A PRISONER OF BIRTH by Jeffrey Archer (St. Martin’s), 501 pages, $34.95 cloth. Rating: NN
Literary lord Jeffrey Archer has come out with another blockbuster novel to add to his supersized reputation.
I don’t get what all the fuss is about. There’s no denying Archer is a good storyteller, which is just as well since the book packs a whopping 501 pages. But while A Prisoner Of Birth is an entertaining enough read, nothing lifts it above the ordinary.
It’s your basic Pygmalion story: young working-class East Londoner, wrongly accused of murdering his best friend, goes to prison, where he’s taken under the wing of his aristocratic cellmate and turned into upper-class material – all the better to get the revenge he seeks.
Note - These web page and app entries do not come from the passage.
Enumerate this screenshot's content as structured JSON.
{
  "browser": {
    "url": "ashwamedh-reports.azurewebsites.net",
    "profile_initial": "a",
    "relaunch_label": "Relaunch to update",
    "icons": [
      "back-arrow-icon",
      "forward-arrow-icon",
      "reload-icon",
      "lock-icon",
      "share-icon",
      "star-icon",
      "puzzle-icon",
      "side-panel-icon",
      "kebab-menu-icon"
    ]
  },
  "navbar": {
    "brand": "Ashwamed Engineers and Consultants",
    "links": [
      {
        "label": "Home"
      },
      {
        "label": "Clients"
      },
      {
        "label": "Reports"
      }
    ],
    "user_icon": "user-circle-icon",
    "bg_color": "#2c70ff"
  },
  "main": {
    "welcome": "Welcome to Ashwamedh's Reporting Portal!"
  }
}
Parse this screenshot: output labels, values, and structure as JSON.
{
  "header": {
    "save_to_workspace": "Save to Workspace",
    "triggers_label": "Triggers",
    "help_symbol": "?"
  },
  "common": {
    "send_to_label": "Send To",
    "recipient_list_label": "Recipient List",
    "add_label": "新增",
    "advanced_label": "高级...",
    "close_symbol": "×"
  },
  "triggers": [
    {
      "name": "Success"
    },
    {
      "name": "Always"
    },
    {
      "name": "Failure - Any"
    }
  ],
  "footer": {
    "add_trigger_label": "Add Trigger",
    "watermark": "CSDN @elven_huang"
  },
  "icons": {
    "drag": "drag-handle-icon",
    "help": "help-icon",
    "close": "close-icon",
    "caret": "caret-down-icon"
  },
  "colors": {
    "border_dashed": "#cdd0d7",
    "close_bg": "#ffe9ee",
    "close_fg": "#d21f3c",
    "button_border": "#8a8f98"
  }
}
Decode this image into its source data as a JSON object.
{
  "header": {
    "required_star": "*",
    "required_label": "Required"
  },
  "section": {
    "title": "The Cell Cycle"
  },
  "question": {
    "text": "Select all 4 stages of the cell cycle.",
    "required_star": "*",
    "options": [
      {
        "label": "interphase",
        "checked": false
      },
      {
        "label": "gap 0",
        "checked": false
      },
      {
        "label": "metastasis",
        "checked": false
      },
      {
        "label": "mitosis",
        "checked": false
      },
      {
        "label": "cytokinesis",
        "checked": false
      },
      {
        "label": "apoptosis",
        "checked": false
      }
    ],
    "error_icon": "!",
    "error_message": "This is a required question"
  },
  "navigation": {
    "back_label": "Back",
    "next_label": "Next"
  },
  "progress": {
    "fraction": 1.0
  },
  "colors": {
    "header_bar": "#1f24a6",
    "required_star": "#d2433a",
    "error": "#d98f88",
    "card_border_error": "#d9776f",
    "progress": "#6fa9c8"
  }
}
There are a few smart twists and turns; and it’s no surprise that good outwits evil in the end.
Archer himself was incarcerated for two years for perjury, so it’s not as if he lacks perspective on prison life. But his cast of stock characters – the professor, the faithful retainer, the corrupt old boys – could be playing the West End.
I’m not the first to criticize Archer for being full of himself, but his patronizing “let me educate you” attitude is annoying. He pokes away at the reader with a zealot’s finger: see how our penal system fails; look at the injustices in Britain’s class structure. Yes, Sir Jeffrey, we know.
While we may all of us, as one of the characters puts forth, suffer from being prisoners of birth, the novel suffers from an arrogance that presumes Archer is the only one aware of this. Told from a different vantage point, someone closer to the ground, we’d have another, much better story.